In eight years with my own DPC I have found that people don’t need all the things RIGHT NOW. They just need to know that their doctor, their medical team, is in their corner and reasonably available when they need them. In primary care, anything that is truly “right now” is an emergency. (And that is what the ER is for, right?). But the rest? That’s what we do as family physicians and internists. DPC docs are here. You can take care of yourself and take care of your patients. There is not a fixed amount of joy or time or happiness such that if a patient’s needs are met a physician’s needs are not. DPC allows for a physician to create a balance for themselves. To say, “I am going to care for you in this way, on these terms, and I am going to solve problems for you and for me.” And there is so much integrity, and sustainability, in that.

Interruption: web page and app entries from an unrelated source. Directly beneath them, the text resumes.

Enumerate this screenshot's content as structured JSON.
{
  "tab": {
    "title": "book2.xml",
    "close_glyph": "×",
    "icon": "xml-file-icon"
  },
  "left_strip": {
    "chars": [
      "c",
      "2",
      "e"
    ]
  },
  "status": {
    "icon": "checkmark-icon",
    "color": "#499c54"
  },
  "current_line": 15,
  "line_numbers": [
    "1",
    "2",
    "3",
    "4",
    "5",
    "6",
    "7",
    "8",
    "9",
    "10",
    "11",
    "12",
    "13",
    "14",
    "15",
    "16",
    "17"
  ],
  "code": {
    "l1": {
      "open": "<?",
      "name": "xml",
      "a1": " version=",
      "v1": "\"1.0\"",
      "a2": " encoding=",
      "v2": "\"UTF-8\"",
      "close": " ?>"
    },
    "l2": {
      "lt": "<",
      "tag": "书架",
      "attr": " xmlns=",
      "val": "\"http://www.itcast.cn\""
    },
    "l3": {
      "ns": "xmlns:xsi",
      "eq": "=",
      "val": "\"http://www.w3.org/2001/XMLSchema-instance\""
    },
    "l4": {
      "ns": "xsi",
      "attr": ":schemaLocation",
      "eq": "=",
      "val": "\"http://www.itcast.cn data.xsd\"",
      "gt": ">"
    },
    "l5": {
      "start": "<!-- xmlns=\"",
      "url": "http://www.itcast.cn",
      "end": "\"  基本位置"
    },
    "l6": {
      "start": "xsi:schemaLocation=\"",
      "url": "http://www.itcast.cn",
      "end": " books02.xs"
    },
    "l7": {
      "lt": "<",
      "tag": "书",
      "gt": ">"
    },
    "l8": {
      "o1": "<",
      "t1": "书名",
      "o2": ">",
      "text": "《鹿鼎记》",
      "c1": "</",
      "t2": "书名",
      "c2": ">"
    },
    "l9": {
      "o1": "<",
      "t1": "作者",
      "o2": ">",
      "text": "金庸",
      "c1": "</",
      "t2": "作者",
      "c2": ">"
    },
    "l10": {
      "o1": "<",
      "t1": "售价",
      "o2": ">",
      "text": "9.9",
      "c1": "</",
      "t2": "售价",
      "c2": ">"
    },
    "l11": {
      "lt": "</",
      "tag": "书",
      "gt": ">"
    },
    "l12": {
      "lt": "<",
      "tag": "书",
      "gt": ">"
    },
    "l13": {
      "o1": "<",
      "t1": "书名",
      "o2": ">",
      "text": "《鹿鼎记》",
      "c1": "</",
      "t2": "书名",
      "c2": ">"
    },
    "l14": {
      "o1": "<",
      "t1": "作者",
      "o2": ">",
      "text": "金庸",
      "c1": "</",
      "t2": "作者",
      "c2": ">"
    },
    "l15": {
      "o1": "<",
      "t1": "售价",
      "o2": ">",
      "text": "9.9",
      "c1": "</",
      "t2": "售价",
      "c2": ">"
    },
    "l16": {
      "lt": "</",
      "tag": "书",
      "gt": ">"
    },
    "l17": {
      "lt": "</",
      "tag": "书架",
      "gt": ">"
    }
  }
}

So, to my colleagues: I will defend the soul of our profession to my last breath. Being a doctor means something. Being a doctor means something to our families, our communities, our patients and, most of all, it should mean something to OURSELVES. To the person who put in the time. Made the sacrifices. Gave up relationships and visions of other things. We have chosen to give of ourselves to this profession. We have chosen to be the players in this game of healthcare. And you can wake up in this new year, look yourself in the mirror, remember why you set out on this journey in the first place and reclaim your place at the forefront of the healthcare team. On a field of your own choosing and your own creation.
And for the nurse frustrated that primary care physicians don’t even see their own patients: I have a challenge. Perhaps that doctor wasn’t on the golf course drinking a martini. Perhaps she was lying on the floor with her feet up on her desk sobbing because she just can’t do it anymore. Perhaps she was three hours behind and texting her husband, again, to apologize that she wasn’t going to be home for dinner. Perhaps she was forgetting to pick up her kids because she was double booked even though she put a block-hold on her schedule. All of these “perhapses” and more are real experiences from my employed life where I had NO control over my schedule, my time, my life. Perhaps your healthcare colleague was doing her very best and it still stunk.

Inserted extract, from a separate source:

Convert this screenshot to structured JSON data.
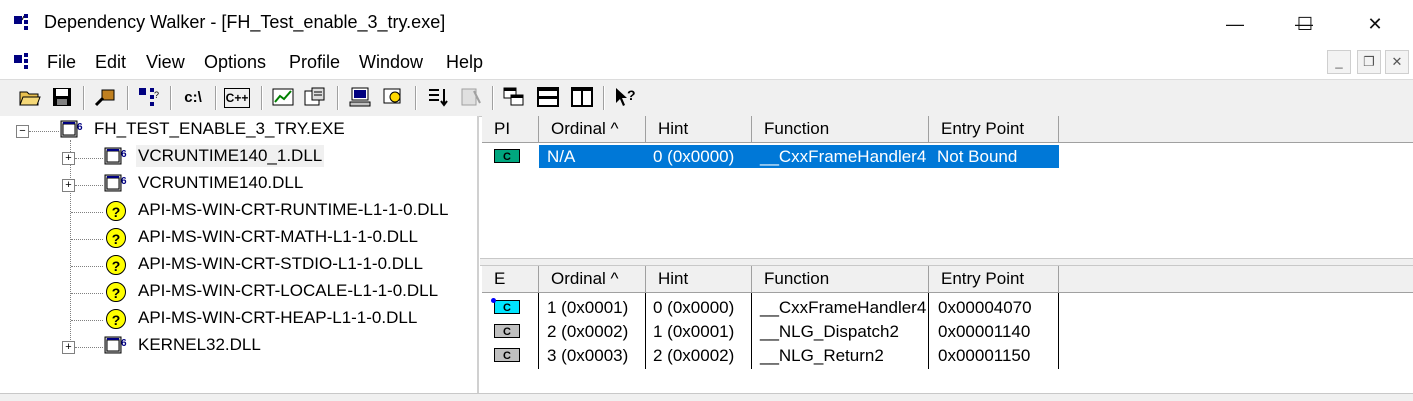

And to that nurse: the next time someone comes in with something you think their PCP should have handled, give them this email: firstname.lastname@example.org. Even better, tell your patient’s that they have a choice. They can put their feet, their money, their heart and their time where their complaints are. They can move their primary care needs from the ‘3rd-party-insurance-payor-field’ and walk right into the office of an independent, local small-business owned by a hometown doctor. Send every. Single. One. of those urgent care patients to a DPC physician in your region. You won’t see them in your urgent care again. You can find one of over 1500 clinics here: www.dpcfrontier.com/mapper.

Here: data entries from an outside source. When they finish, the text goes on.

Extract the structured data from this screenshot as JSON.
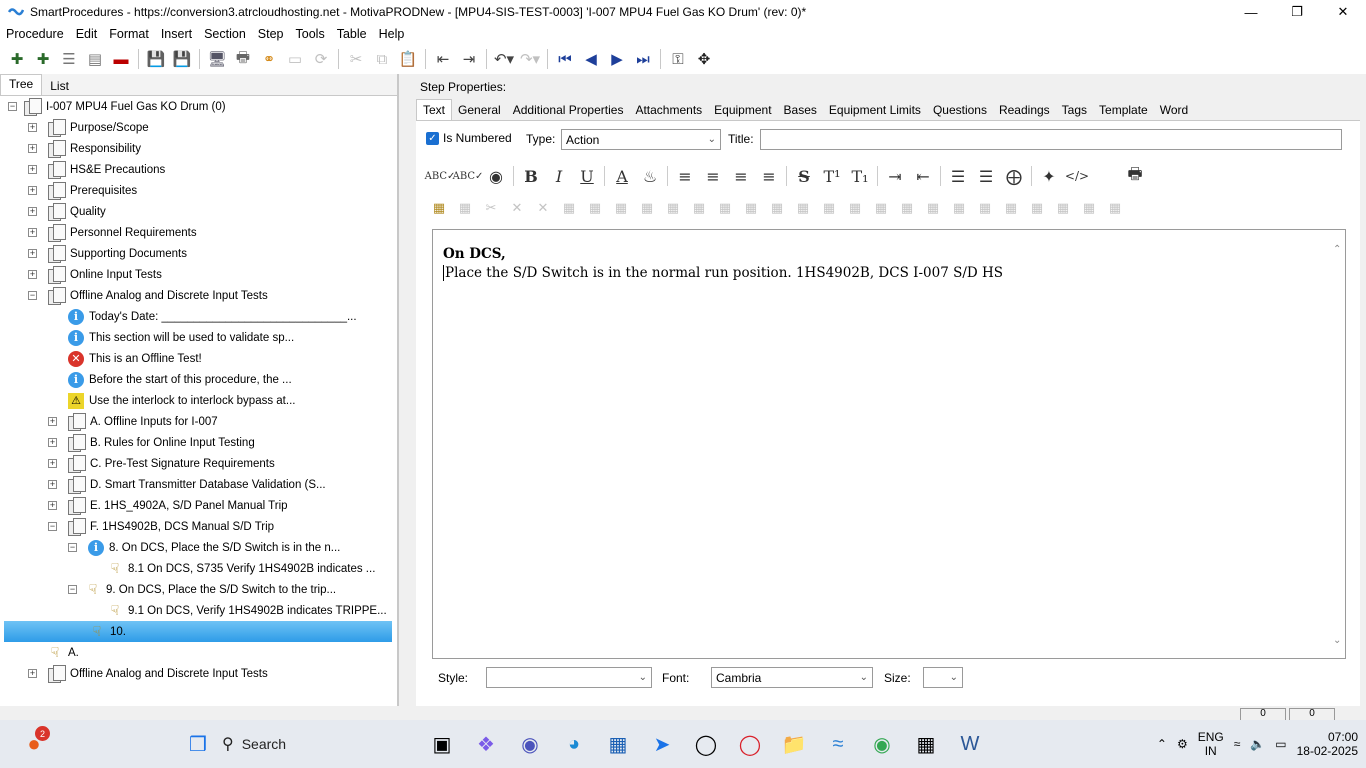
{
  "window": {
    "title": "SmartProcedures - https://conversion3.atrcloudhosting.net - MotivaPRODNew - [MPU4-SIS-TEST-0003] 'I-007 MPU4 Fuel Gas KO Drum' (rev: 0)*",
    "min_icon": "minimize-icon",
    "max_icon": "maximize-icon",
    "close_icon": "close-icon"
  },
  "menu": [
    "Procedure",
    "Edit",
    "Format",
    "Insert",
    "Section",
    "Step",
    "Tools",
    "Table",
    "Help"
  ],
  "left_tabs": [
    "Tree",
    "List"
  ],
  "tree": [
    {
      "label": "I-007 MPU4 Fuel Gas KO Drum (0)",
      "icon": "doc"
    },
    {
      "label": "Purpose/Scope",
      "icon": "doc"
    },
    {
      "label": "Responsibility",
      "icon": "doc"
    },
    {
      "label": "HS&E Precautions",
      "icon": "doc"
    },
    {
      "label": "Prerequisites",
      "icon": "doc"
    },
    {
      "label": "Quality",
      "icon": "doc"
    },
    {
      "label": "Personnel Requirements",
      "icon": "doc"
    },
    {
      "label": "Supporting Documents",
      "icon": "doc"
    },
    {
      "label": "Online Input Tests",
      "icon": "doc"
    },
    {
      "label": "Offline Analog and Discrete Input Tests",
      "icon": "doc"
    },
    {
      "label": "Today's Date: _____________________________...",
      "icon": "info"
    },
    {
      "label": "This section will be used to validate sp...",
      "icon": "info"
    },
    {
      "label": "This is an Offline Test!",
      "icon": "error"
    },
    {
      "label": "Before the start of this procedure, the ...",
      "icon": "info"
    },
    {
      "label": "Use the interlock to interlock bypass at...",
      "icon": "warn"
    },
    {
      "label": "A. Offline Inputs for I-007",
      "icon": "doc"
    },
    {
      "label": "B. Rules for Online Input Testing",
      "icon": "doc"
    },
    {
      "label": "C. Pre-Test Signature Requirements",
      "icon": "doc"
    },
    {
      "label": "D. Smart Transmitter Database Validation (S...",
      "icon": "doc"
    },
    {
      "label": "E. 1HS_4902A, S/D Panel Manual Trip",
      "icon": "doc"
    },
    {
      "label": "F. 1HS4902B, DCS Manual S/D Trip",
      "icon": "doc"
    },
    {
      "label": "8. On DCS, Place the S/D Switch is in the n...",
      "icon": "info"
    },
    {
      "label": "8.1 On DCS, S735 Verify 1HS4902B  indicates ...",
      "icon": "hand"
    },
    {
      "label": "9. On DCS, Place the S/D Switch to the trip...",
      "icon": "hand"
    },
    {
      "label": "9.1 On DCS, Verify 1HS4902B indicates TRIPPE...",
      "icon": "hand"
    },
    {
      "label": "10.",
      "icon": "hand"
    },
    {
      "label": "A.",
      "icon": "hand"
    },
    {
      "label": "Offline Analog and Discrete Input Tests",
      "icon": "doc"
    }
  ],
  "step": {
    "properties_label": "Step Properties:",
    "tabs": [
      "Text",
      "General",
      "Additional Properties",
      "Attachments",
      "Equipment",
      "Bases",
      "Equipment Limits",
      "Questions",
      "Readings",
      "Tags",
      "Template",
      "Word"
    ],
    "is_numbered_label": "Is Numbered",
    "type_label": "Type:",
    "type_value": "Action",
    "title_label": "Title:",
    "title_value": "",
    "text_line1": "On DCS,",
    "text_line2": "Place the S/D Switch is in the normal run position. 1HS4902B, DCS I-007 S/D HS",
    "style_label": "Style:",
    "style_value": "",
    "font_label": "Font:",
    "font_value": "Cambria",
    "size_label": "Size:",
    "size_value": ""
  },
  "statusbar": {
    "box1": "0",
    "box2": "0"
  },
  "taskbar": {
    "search_label": "Search",
    "badge_count": "2",
    "lang": "ENG",
    "region": "IN",
    "time": "07:00",
    "date": "18-02-2025"
  }
}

If you want the game to change, stop playing it the same way.
Healthcare has a soul. And we are on the front lines of all it can do. This work can be joyful. It can be restorative. It is, perhaps, the most authentic work a person can do. So make it real. Make it yours.
Julie K Gunther, MD, FAAFP
sparkMD (a DPC clinic), Boise, Idaho
Founding Member, DPC Alliance
Vice President, DPC Alliance 2018-2019
President, DPC Alliance, 2020-2021